Gannon Moore – Kansas City Blues
Last year’s four-try tournament at the 2015 Club 7s Nationals was a coming out party of sorts for Moore. Even with more attention draped around the hulking midfielder this summer, he was still able to give the Blues the go-forward ball they needed.
The former college football running back didn’t make life easy on opposing tacklers, and got past New Orleans’ grips for two tries. Unfortunately for Kansas City, a lack of possession didn’t allow Moore to make much of an impact in the Cup Final against Rugby Utah.
Don Pati – Rugby Utah
Tackling someone as quick and strong as Pati is no easy task. Now fit that amount of strength and shiftiness into a compact, 5-foot-7 frame and you’ve got a real problem on your hands.
Pati’s aggressive running style made him a nightmare for defenses all weekend at Nationals. Not only did the former University of Utah star score in each of Rugby Utah’s six matches, but he dotted down for multiple tries in four of those games. There were a few other players on the Rugby Utah squad that made sufficient arguments to be named the tournament’s Most Valuable Player, but nobody can argue that Pati wasn’t deserving of the MVP recognition awarded to him.
ConRoy Smith – Northern Virginia
Smith wouldn’t have been at the Olympic Training Center competing for a spot on the Men’s Eagles Sevens side that competed at the Olympics if he was just a burner on the outside. At Nationals Smith once again proved he’s become a complete rugby player – of course it is fun to watch him run too.
Smith scored in each of NOVA’s six matches except for one, and was a crucial part of the team’s three-game winning streak to close the tournament, including a 28-26 Bowl Championship win over the Santa Monica Dolphins.
Robert Stortz – Chicago Lions
If you watched the 2015 Club 7s National Championships then you know Stortz is a handful to contain on the pitch. This summer the Kutztown All-American traded in his Schuylkill River kit for a Chicago Lions jumper, and Stortz’s jersey wasn’t the only different about the young center – his game has improved a lot as well.

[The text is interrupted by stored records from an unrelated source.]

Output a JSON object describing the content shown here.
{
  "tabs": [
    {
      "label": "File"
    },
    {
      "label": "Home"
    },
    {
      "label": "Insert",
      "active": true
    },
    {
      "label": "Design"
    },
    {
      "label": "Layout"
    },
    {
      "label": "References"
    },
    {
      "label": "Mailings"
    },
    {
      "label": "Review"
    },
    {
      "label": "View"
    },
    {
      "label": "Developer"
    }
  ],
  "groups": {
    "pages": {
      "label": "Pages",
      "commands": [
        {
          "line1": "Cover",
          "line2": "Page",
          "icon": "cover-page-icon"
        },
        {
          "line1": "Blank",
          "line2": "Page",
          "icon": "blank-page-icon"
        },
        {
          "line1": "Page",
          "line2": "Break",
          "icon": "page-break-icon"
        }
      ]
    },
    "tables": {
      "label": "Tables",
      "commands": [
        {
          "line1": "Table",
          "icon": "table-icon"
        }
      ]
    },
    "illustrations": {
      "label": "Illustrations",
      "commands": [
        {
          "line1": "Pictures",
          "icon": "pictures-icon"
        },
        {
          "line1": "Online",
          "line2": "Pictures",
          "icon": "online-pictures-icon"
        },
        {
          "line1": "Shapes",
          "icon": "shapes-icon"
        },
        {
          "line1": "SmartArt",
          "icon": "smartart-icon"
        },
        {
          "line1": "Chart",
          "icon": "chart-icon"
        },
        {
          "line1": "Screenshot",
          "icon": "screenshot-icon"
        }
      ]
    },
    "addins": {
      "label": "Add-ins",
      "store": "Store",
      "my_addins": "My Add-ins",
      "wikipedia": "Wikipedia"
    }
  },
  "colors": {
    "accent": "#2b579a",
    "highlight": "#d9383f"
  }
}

Stortz finished the tournament with only two tries for the fourth-place Lions, but if you blinked while Chicago was on the field then its likely you missed one of his incredible offloads that time and time again put teammates into gaps for tries.
Naki Takarangi – Kansas City Blues
Takarangi was hands down the best player at Club 7s that virtually nobody knew before Nationals. The New Zealand born half back, who packs a massive punch for his less than massive frame, continuously exploited gaps that didn’t even appear to exist.
Not only was he the Blues primary ball handler, but Takarangi scored in each of Kansas City’s six matches, including bagging two tries in four of those games. Takarangi’s tank never seemed to empty either; scoring all of the team’s 12 points in its loss to Rugby Utah in the Cup Final.
Jared Whippy – Rugby Utah
It’s difficult to win a rugby match when you rarely retain possession, and that is exactly the predicament Whippy put Kansas City under in Rugby Utah’s Cup Final win. The Brigham Young University stalwart consistently kicked his restarts high into the Colorado sun, and gave his teammates every opportunity to win possession for the 2016 Club 7s National Champions.
Restarts are just one part of Whippy’s comprehensive skill set. The 215-pound Whippy can run through defenses as easily as he can sprint around them, which he did twice against the Blues for tries in the Championship match.